Using the data below, copy each line that includes the word "this".

## Supplied information
----

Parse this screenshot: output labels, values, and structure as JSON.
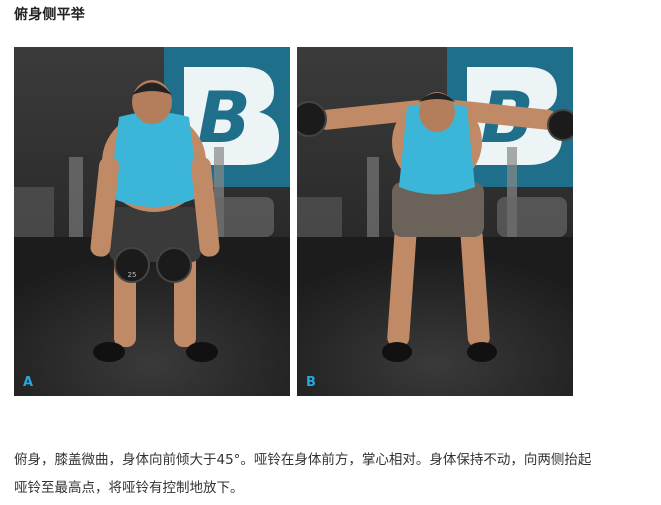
{
  "title": "俯身侧平举",
  "photos": [
    {
      "label": "A",
      "brand_mark": "B",
      "weight_plate_text": "25"
    },
    {
      "label": "B",
      "brand_mark": "B"
    }
  ],
  "description": {
    "line1": "俯身，膝盖微曲，身体向前倾大于45°。哑铃在身体前方，掌心相对。身体保持不动，向两侧抬起",
    "line2": "哑铃至最高点，将哑铃有控制地放下。"
  },
  "colors": {
    "label": "#26a7e0",
    "tank_top": "#3cb6d8",
    "wall_logo": "#1f6f8b"
  }
}
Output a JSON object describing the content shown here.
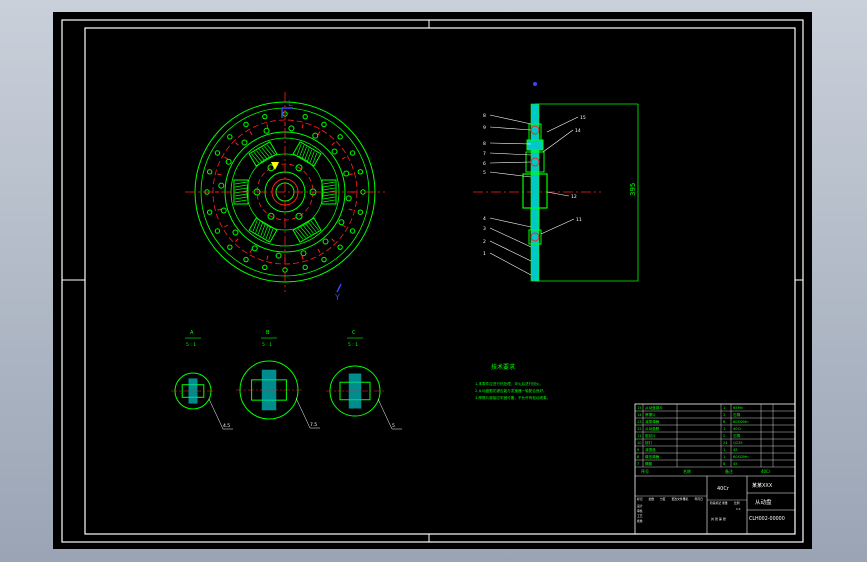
{
  "drawing": {
    "section_views": [
      {
        "letter": "A",
        "scale": "5 : 1",
        "dim": "4.5"
      },
      {
        "letter": "B",
        "scale": "5 : 1",
        "dim": "7.5"
      },
      {
        "letter": "C",
        "scale": "5 : 1",
        "dim": "5"
      }
    ],
    "front_view": {
      "axis_top_label": "L",
      "axis_bottom_label": "Y"
    },
    "side_view": {
      "balloons": [
        "8",
        "9",
        "8",
        "7",
        "6",
        "5",
        "4",
        "3",
        "2",
        "1"
      ],
      "right_balloons": [
        "15",
        "14",
        "12",
        "11"
      ],
      "overall_dim": "395"
    },
    "notes": {
      "title": "技术要求",
      "lines": [
        "1.本零件应进行热处理，淬火后进行回火。",
        "2.从动盘毂花键应能与变速器一轴配合良好。",
        "3.摩擦片铆接应牢固可靠，不允许有松动现象。"
      ]
    },
    "title_block": {
      "company": "某某XXX",
      "title": "从动盘",
      "drawing_no": "CLH002-00000",
      "header_cells": [
        "序号",
        "名称",
        "备注"
      ],
      "sign_cells": [
        "标记",
        "处数",
        "分区",
        "更改文件号",
        "签名",
        "年月日"
      ],
      "role_cells": [
        "设计",
        "审核",
        "工艺",
        "批准"
      ],
      "stage_cells": [
        "阶段标记",
        "重量",
        "比例"
      ],
      "scale_value": "1:1",
      "sheet_text": "共 张 第 张",
      "parts_rows": [
        {
          "no": "15",
          "name": "从动盘钢片",
          "qty": "1",
          "mat": "65Mn"
        },
        {
          "no": "14",
          "name": "摩擦片",
          "qty": "2",
          "mat": "石棉"
        },
        {
          "no": "13",
          "name": "减振弹簧",
          "qty": "6",
          "mat": "60Si2Mn"
        },
        {
          "no": "12",
          "name": "从动盘毂",
          "qty": "1",
          "mat": "40Cr"
        },
        {
          "no": "11",
          "name": "阻尼片",
          "qty": "2",
          "mat": "石棉"
        },
        {
          "no": "10",
          "name": "铆钉",
          "qty": "24",
          "mat": "Q235"
        },
        {
          "no": "9",
          "name": "减振盘",
          "qty": "1",
          "mat": "45"
        },
        {
          "no": "8",
          "name": "碟形弹簧",
          "qty": "1",
          "mat": "60Si2Mn"
        },
        {
          "no": "7",
          "name": "隔套",
          "qty": "8",
          "mat": "45"
        }
      ],
      "material_label": "40Cr"
    }
  }
}
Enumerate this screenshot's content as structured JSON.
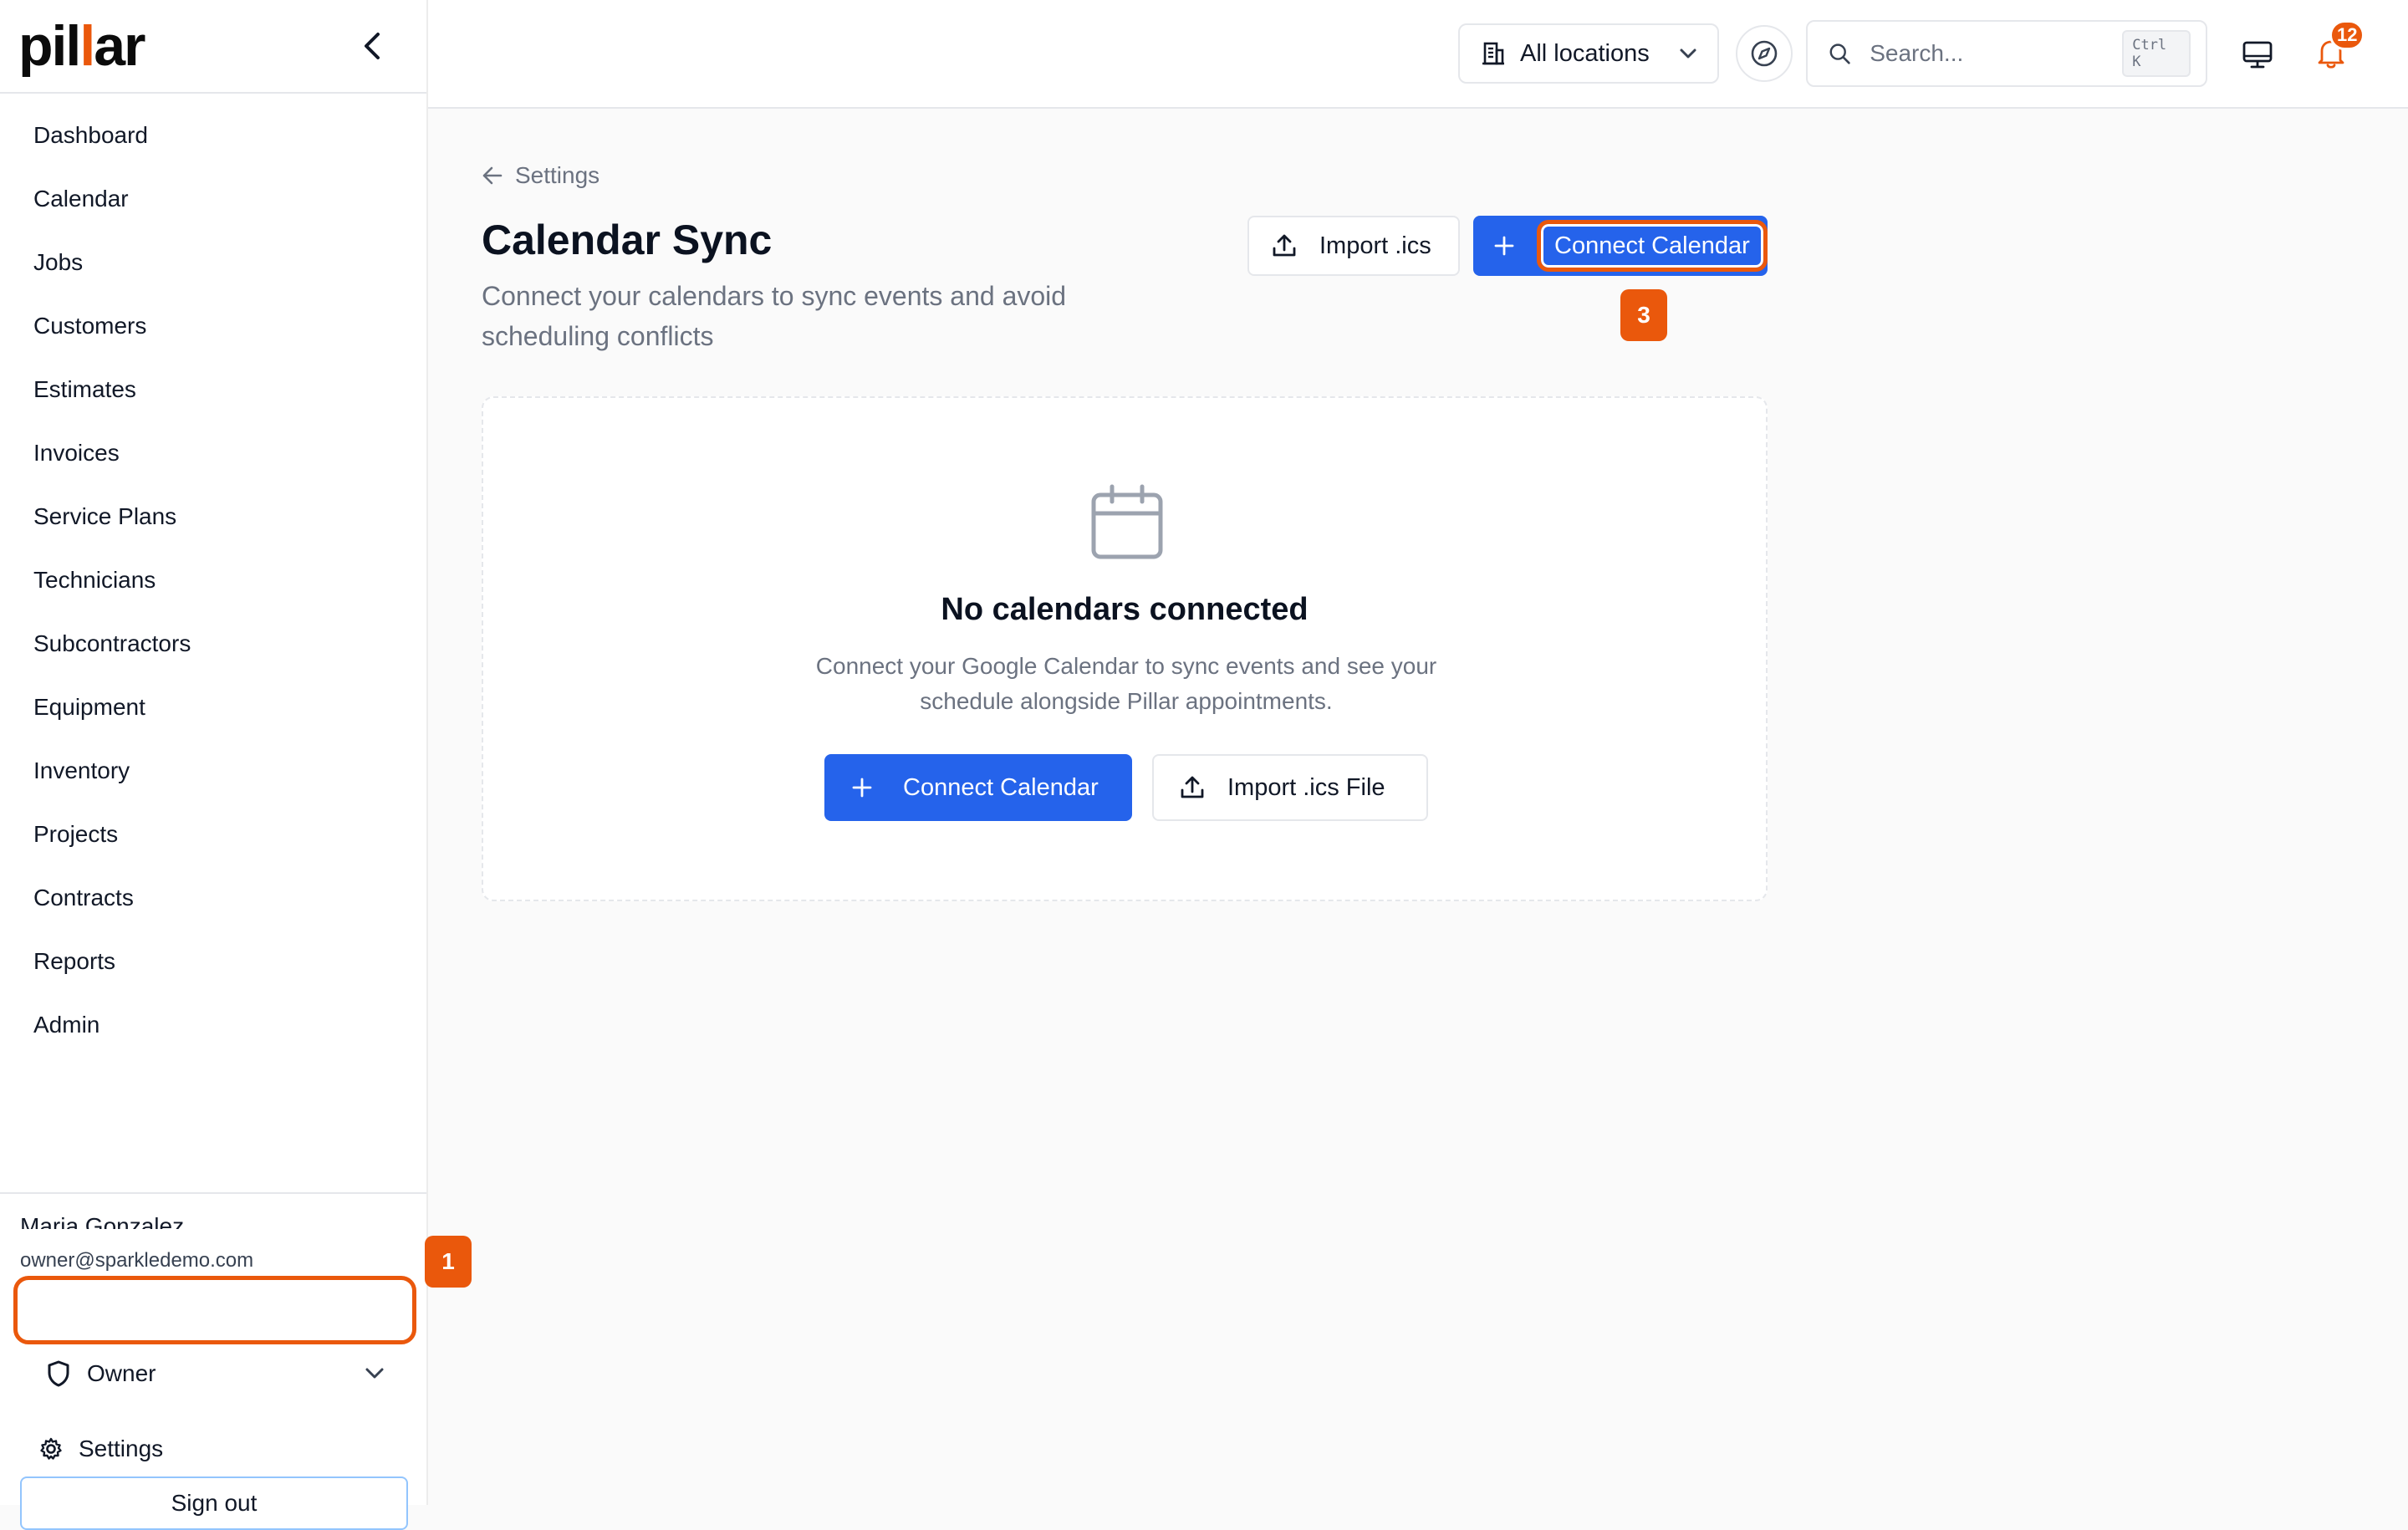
{
  "app": {
    "logo_main": "pil",
    "logo_accent": "l",
    "logo_end": "ar"
  },
  "sidebar": {
    "items": [
      {
        "label": "Dashboard"
      },
      {
        "label": "Calendar"
      },
      {
        "label": "Jobs"
      },
      {
        "label": "Customers"
      },
      {
        "label": "Estimates"
      },
      {
        "label": "Invoices"
      },
      {
        "label": "Service Plans"
      },
      {
        "label": "Technicians"
      },
      {
        "label": "Subcontractors"
      },
      {
        "label": "Equipment"
      },
      {
        "label": "Inventory"
      },
      {
        "label": "Projects"
      },
      {
        "label": "Contracts"
      },
      {
        "label": "Reports"
      },
      {
        "label": "Admin"
      }
    ],
    "user": {
      "name": "Maria Gonzalez",
      "email": "owner@sparkledemo.com",
      "role": "Owner"
    },
    "settings_label": "Settings",
    "signout_label": "Sign out"
  },
  "topbar": {
    "location": "All locations",
    "search_placeholder": "Search...",
    "shortcut": "Ctrl K",
    "notification_count": "12"
  },
  "main": {
    "back_label": "Settings",
    "title": "Calendar Sync",
    "subtitle": "Connect your calendars to sync events and avoid scheduling conflicts",
    "import_label": "Import .ics",
    "connect_label": "Connect Calendar",
    "empty": {
      "title": "No calendars connected",
      "description": "Connect your Google Calendar to sync events and see your schedule alongside Pillar appointments.",
      "connect_label": "Connect Calendar",
      "import_label": "Import .ics File"
    }
  },
  "annotations": {
    "badge_1": "1",
    "badge_3": "3"
  },
  "colors": {
    "accent": "#ea580c",
    "primary": "#2563eb"
  }
}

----

## Written response
Parse this screenshot: output labels, values, and structure as JSON.
Enumerate this screenshot's content as structured JSON.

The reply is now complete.